    In response to a deteriorating security environment in Mexico, the governments of both Mexico and the United States are searching for policy options to improve internal security in Mexico and reduce violence along the U.S.-Mexico border. This study assessed the security situation in Mexico and its impact on the United States. Drawing from the study’s findings, this monograph outlines a range of policy options that the U.S. government can use to assist the Mexican government in improving Mexico’s internal security. Its release is particularly timely because the new U.S. administration will need to address the security situation in Mexico and...

  10. CHAPTER TWO Assessment of the Current Security Situation in Mexico
    (pp. 13-30)

    This chapter provides an overview of Mexico’s security structure, focusing on the structure of the federal security apparatus, the scale of the policing effort in Mexico, and the tension among federal, state, and local security forces in Mexico. Next, it examines three U.S. priority areas (organized crime, including drug trafficking and arms trafficking; illegal migration and human trafficking; and terrorism and rebel insurgencies). The chapter concludes by examining the increase in crime and violence in Mexico, a major concern at the local level but one that is not a focus of U.S. aid to Mexico.

    Since its first opposition president...

  11. CHAPTER THREE The Mexican Governmentʹs Response
    (pp. 31-44)

    This chapter examines how the Mexican government has responded to the deteriorating security situation in Mexico and what actions it has taken at the federal, state, and local levels.
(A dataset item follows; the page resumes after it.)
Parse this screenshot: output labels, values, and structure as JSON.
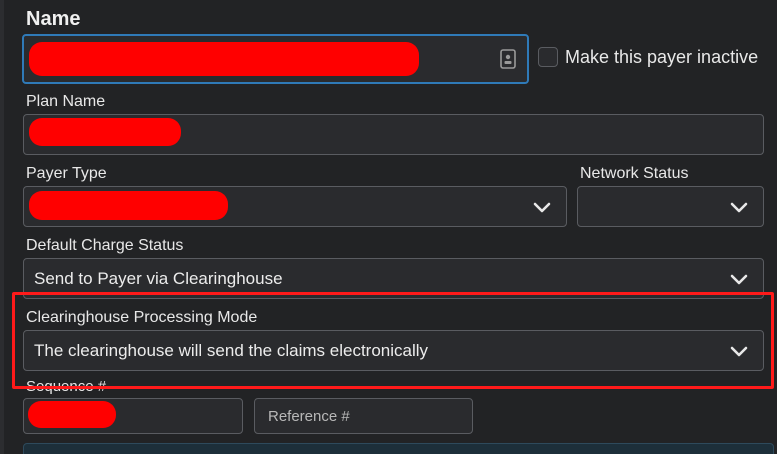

Here, we pay particular attention to the Mexican government’s actions to address the three U.S. priority areas: organized crime (including drug trafficking and arms trafficking), illegal migration and human trafficking, and terrorism and rebel insurgencies.

    Both President Fox’s and President Calderón’s responses to the deteriorating security situation in Mexico have focused on the federal level. During his presidency, Fox increased the role of the military in countertrafficking and preventing organized crime...

  12. CHAPTER FOUR Impact on the United States and the U.S. Governmentʹs Response
    (pp. 45-56)

    Clearly, the United States is concerned about the deteriorating security situation in Mexico. Violence on the southwestern border continues to spill over into the United States, and crime and violence in Mexico feed into crime and violence in the United States. The current spike in violence in Mexico and the recent change in U.S. administration provide an opportunity for the United States to reevaluate its current strategy for providing aid to Mexico. This chapter discusses some of the most immediate impacts of security issues in Mexico on the United States and provides a brief overview of U.S. aid to Mexico....

  13. CHAPTER FIVE Conclusions and Recommendations
    (pp. 57-68)

    The events of the past two years have proven to be a mammoth test for Mexico’s national security structure. Mexico has not had a cohesive security strategy since President Fox came to office in 2000. The lack of a cohesive security strategy has led to shifting responsibilities, the duplication of services in a number of agencies, and general instability in Mexico’s security structure. Ambiguous and overlapping responsibilities have created gaps (and often tensions) among federal, state, and local security forces. This situation has resulted in the Mexican military becoming more involved in internal security issues than is the case with...

  14. References
    (pp. 69-78)